Let's start with a simple look at
the word Dr. Asai uses: "H-Radical."
The term "free radical" is fairly
well known, but the word "Radical" is often used to mean the same
thing as "free radical." When the word "radical" is connected to a
symbol for some element, such as hydrogen, the term would be
"H-Radical" meaning that it was a "hydrogen free radical."
You could also have an "O-Radical"
meaning an "Oxygen Free Radical."
When you understand the
actions of "atoms" and the action of "free radicals" you soon learn
that these two items are tremendously different in one particular
Free Radicals are not stable,
while Atoms can be and usually are very stable. Now, let's
look more formally at one of the standard definitions for "free."
One of the big differences is that electrons are normally "bound"
into pairs as they circle around the center of an atom -- when there
is an "unpaired electron" in the outer ring of an atom, that is the
definition of a "free radical" and it is also a description of an
atom that is very "free" to combine with, or affect, other
unconfined: free expansion.
- Not fixed in position;
capable of relatively unrestricted motion: a free
- Not chemically bound in a
molecule: free oxygen.
- Involving no collisions
or interactions: a free path.
- Empty: a free
- Unoccupied: a free
Heritage® Dictionary of the English Language, Fourth
Copyright © 2000 by Houghton Mifflin Company.
Published by Houghton Mifflin Company. All rights
So, an "atom" which is "free"
might be called a "free radical."
Perhaps it could have been called
a "free atom" but however this term got started, the use of the word
"radical" seemed better.
- An atom or group of atoms that has at
least one unpaired electron and is therefore unstable and
highly reactive. In animal tissues, free radicals can damage
cells and are believed to accelerate the progression of
cancer, cardiovascular disease, and age-related diseases.
The American Heritage® Dictionary
of the English Language, Fourth Edition
Copyright © 2000 by Houghton Mifflin Company.
Published by Houghton Mifflin Company. All rights reserved.

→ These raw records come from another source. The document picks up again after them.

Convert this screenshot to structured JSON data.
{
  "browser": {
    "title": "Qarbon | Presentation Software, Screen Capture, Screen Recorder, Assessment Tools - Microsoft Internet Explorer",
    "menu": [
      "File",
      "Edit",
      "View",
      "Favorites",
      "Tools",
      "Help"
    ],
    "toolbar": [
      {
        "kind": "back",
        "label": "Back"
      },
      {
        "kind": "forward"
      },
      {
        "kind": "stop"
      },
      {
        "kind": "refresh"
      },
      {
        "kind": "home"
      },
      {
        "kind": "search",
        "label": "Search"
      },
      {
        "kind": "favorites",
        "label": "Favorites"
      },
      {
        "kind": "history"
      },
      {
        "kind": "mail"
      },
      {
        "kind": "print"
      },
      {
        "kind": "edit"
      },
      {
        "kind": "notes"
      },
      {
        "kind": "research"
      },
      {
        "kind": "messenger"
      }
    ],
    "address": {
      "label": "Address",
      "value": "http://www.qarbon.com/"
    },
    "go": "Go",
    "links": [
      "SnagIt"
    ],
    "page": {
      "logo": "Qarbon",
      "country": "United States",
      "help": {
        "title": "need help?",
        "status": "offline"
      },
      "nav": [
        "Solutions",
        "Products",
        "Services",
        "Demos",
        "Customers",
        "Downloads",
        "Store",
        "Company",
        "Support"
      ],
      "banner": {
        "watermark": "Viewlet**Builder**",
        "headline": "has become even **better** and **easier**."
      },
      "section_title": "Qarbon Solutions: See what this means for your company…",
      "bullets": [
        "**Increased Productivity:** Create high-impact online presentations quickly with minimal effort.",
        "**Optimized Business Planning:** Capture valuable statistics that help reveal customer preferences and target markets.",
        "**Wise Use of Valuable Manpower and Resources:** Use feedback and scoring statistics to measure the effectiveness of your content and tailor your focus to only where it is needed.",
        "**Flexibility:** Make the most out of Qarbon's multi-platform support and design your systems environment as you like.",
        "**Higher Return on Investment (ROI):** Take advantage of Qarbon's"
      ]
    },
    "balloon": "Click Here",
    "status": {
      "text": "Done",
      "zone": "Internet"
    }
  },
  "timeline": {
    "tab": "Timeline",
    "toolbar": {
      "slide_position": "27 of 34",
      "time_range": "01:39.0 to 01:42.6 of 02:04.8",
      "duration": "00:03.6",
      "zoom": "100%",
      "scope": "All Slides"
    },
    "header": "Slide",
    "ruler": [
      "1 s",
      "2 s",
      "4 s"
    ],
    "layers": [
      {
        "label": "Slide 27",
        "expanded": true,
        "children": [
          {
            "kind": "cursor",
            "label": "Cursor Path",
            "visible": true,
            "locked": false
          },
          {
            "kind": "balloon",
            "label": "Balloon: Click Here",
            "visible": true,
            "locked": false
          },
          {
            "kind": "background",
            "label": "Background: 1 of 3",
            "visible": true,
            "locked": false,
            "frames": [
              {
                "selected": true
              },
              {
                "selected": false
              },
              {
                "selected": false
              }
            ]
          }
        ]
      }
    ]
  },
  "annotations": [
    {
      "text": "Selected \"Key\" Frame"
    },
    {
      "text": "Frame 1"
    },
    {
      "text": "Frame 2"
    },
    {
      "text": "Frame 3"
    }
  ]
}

It happens that our entire
physical universe is about 75% hydrogen (25% helium and tiny
fractions of other elements). There is more hydrogen in the
universe than everything else put together! An atom of
hydrogen IS a free radical simply because hydrogen is an atom with
one electron in its out ring.
This is worth learning if you want
to understand the "root" cause of all heart disease and cancer -- so
take the time to learn this stuff.
Here is what this looks like in an
model of the hydrogen atom:
You have a central part of the
atom, made up of protons and neutrons. There is then the
outer part of the atom, made up of one or more electrons. This
is a model of a hydrogen atom, with one electron only. Since
the definition of a "free radical" is an atom (or other pieces of
stuff) that has an unpaired electron in the outer ring, this model
of hydrogen is showing that hydrogen, when it exists as a single
atom, IS A FREE RADICAL. Click on the image for an electronic
Study Aide on this subject.
All atoms, in their basic state,
have an equal number of electrons and protons, so they have no
charge. They are neutral.
A free radical, such as hydrogen,
has an unpaired electron in its outer (only) ring, that is what
makes it a free radical. But, it does not have any net
electrical charge because the one electron is balanced by one proton. So, the basic hydrogen
atom is neutral.
Usually when an electron is added to,
or taken from, some atom, that would disturb the basic charge.
If an electron is added to an atom, in excess of its basic number,
the electron, having a minus charge, causes that atom to become have
a minus charge because there is now one more
electron than there are protons in the atom.
Helium is a good element to study
further. Helium has two electrons and two
protons in its basic state. Thus
it does not have any charge because there is a balance between the minus
and the plus electrical charges. It is also NOT a free radical
because it does not have an unpaired electron in the outer (only)
It is not easy to do, but if you
could remove one of the electrons from the helium atom, it would
become an electrically charged particle (plus charge
because there are now two protons and only one electron)
and also become a free radical (because it has an unpaired electron
in its outer (only) ring.
a very stable atom and generally never loses or gains an electron,
so it is not likely to be either a free radical nor have any
As an analogy, you could have a
married couple, very much in love with one another, dancing.
Neither one of them would likely tolerate some person's effort to
"tap on the shoulder" hoping to create a change in partners.
Helium does not give up one of its electrons easily, nor would it
accept a third electron.
Hydrogen, on the other hand, is
When you add one electron to
Hydrogen (which has a basic of one electron) that makes that
hydrogen atom into a "minus atom." It could be
written as "H-."
It is possible to remove that one
electron from the basic atom of hydrogen and that would make it no
longer a free radical, but it now takes on a "plus
electrical charge" because it
has one proton and no electrons. It could then be called "H+."
A "plus hydrogen" or a "minus
hydrogen" could be written as:
web site is a breath
of fresh air in a world of pollution.